Resistance grows to UK's counter-extremism law

Resistance grows to UK's counter-extremism law
Comment: Even schools and hospitals have been drawn into the British government's spy games, writes Hilary Aked.
4 min read
09 Nov, 2015
Britain's most prominent Muslim associations have voiced their concern over the new counter-extremism law [AFP]

Following the passage of the UK government's Counter-Terrorism and Security Act earlier this year, British universities have, since September, been legally obliged to "pay due regard to the need to prevent people being drawn into terrorism".

In fact the same applies to all public institutions from schools to the National Health Service.

But the legislation, which put the government's longstanding and extremely unpopular "Prevent" policy on a statutory footing, is facing increasing opposition.

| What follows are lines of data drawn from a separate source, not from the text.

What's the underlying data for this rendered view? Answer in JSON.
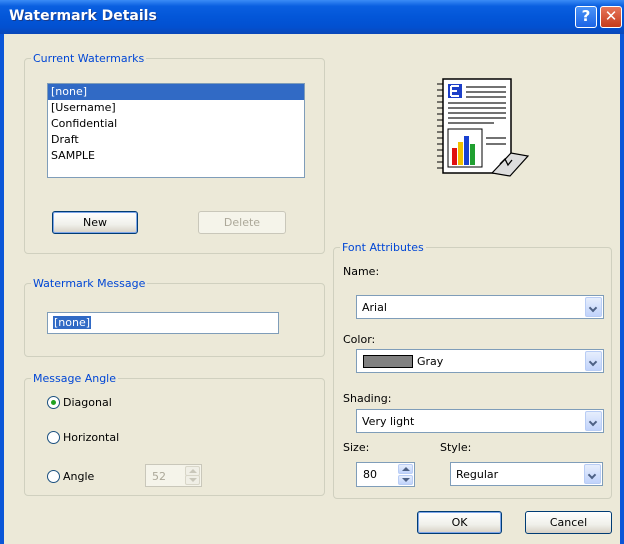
{
  "window": {
    "title": "Watermark Details",
    "help_glyph": "?",
    "close_glyph": "✕"
  },
  "current_watermarks": {
    "legend": "Current Watermarks",
    "items": [
      "[none]",
      "[Username]",
      "Confidential",
      "Draft",
      "SAMPLE"
    ],
    "selected": "[none]",
    "new_label": "New",
    "delete_label": "Delete"
  },
  "watermark_message": {
    "legend": "Watermark Message",
    "value": "[none]"
  },
  "message_angle": {
    "legend": "Message Angle",
    "diagonal_label": "Diagonal",
    "horizontal_label": "Horizontal",
    "angle_label": "Angle",
    "angle_value": "52",
    "selected": "Diagonal"
  },
  "font_attributes": {
    "legend": "Font Attributes",
    "name_label": "Name:",
    "name_value": "Arial",
    "color_label": "Color:",
    "color_value": "Gray",
    "color_swatch": "#808080",
    "shading_label": "Shading:",
    "shading_value": "Very light",
    "size_label": "Size:",
    "size_value": "80",
    "style_label": "Style:",
    "style_value": "Regular"
  },
  "footer": {
    "ok_label": "OK",
    "cancel_label": "Cancel"
  },
  "colors": {
    "title_bar": "#0a5fe0",
    "legend_text": "#0046d5",
    "selection": "#316ac5",
    "dialog_bg": "#ece9d8"
  },
  "icons": {
    "preview": "document-chart-preview-icon"
  }
}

Critics say the theoretical model underpinning the law, which suggests that so-called "signs of radicalisation" can be spotted early on - even in very young children - has created a climate of suspicion around many normal Islamic practices.

They argue that the definition of "extremism" is vague and contradictory - and that pressuring lecturers, teachers and doctors to inform on students and patients not only damages relationships of trust but essentially forces them to become agents of the state security services.

The government relies on another broad and contested notion in order to define "extremism", said to be "vocal or active" opposition to what it calls "fundamental British values".

     British 'values' purportedly include democracy, the rule of law and respect and tolerance for different faiths

These "values" purportedly include democracy, the rule of law and respect and tolerance for different faiths.

However, opponents of this concept say these values are neither exclusively British nor universally upheld in Britain.

Already, there have been several high profile cases of innocent young people being suspected - on entirely spurious grounds - of potential support for terrorism, and questioned about everything from their views on the Islamic State group to attitudes towards homosexuality.

In September, a student at the University of Staffordshire was questioned after being spotted in the library reading an academic textbook on global terrorism and security - for his post-graduate course.

Meanwhile, a 14-year-old secondary school pupil in a north London school who mentioned the word "eco-terrorism" in a debate about environmental activism during a French lesson was also questioned after having been pulled out of class.

Both these young people were, of course, Muslim. There have yet to be many cases where suspicions have been aroused by a non-Muslim engaging in such innocent activities. Though government rhetoric pays lip service to "all forms of extremism", when implemented in practice, the highly racialised discursive subtext of the war on terror discourse shows its true colours.

Although these two incidents are undoubtedly merely the tip of the iceberg and constitute only low level harassment, interventions and repression of dissent is making an impact on people of colour in civil society every day without making the headlines. But there are positive signs.

Not only did both the victims decide to speak out, and found support networks to help them do so, but mainstream media were willing to cover the stories, each of which provoked a good deal of public outrage.

Islington council, the north London borough where the secondary school pupil was questioned, responded by resolving to lobby the government to change its "crude" strategy.

     On December 7 students plan to hold a day of action against Prevent

At the grassroots, a Students Not Suspects campaign has been launched against the ethnic profiling implicit in counter-terrorism practices, and on December 7 students plan to hold a day of action against Prevent.

Lecturers, teachers and health workers are also making their opposition to the government's agenda heard from within the public sector, with initiatives such as Educators Not Informants and Education Not Surveillance, while Docs Not Cops focuses on opposing the similarly securitising requirements of the Immigration Act 2014.

The Together Against Prevent initiative, meanwhile, wants to unite civil society organisations who oppose the harmful effects of the "anti-extremism" crusade, and the ideas behind it.

However, far from paying heed to the increasingly numerous voices criticising the Act and calling for its repeal, Home Secretary Theresa May is instead lining up another new law, the Counter-Extremism Bill.

This looks set to further heighten tensions between UK ministers and civil society dissidents - some of whom say that with its counter-terrorism excesses and measures proposed in the new investigatory powers bill, the UK government is building the framework of a police state. 

Hilary Aked is an analyst and researcher whose PhD studies focus on the influence of the Israel lobby in the United Kingdom. Follow her on Twitter: @HilaryAked

Opinions expressed in this article remain those of the author and do not necessarily represent those of al-Araby al-Jadeed, its editorial board or staff.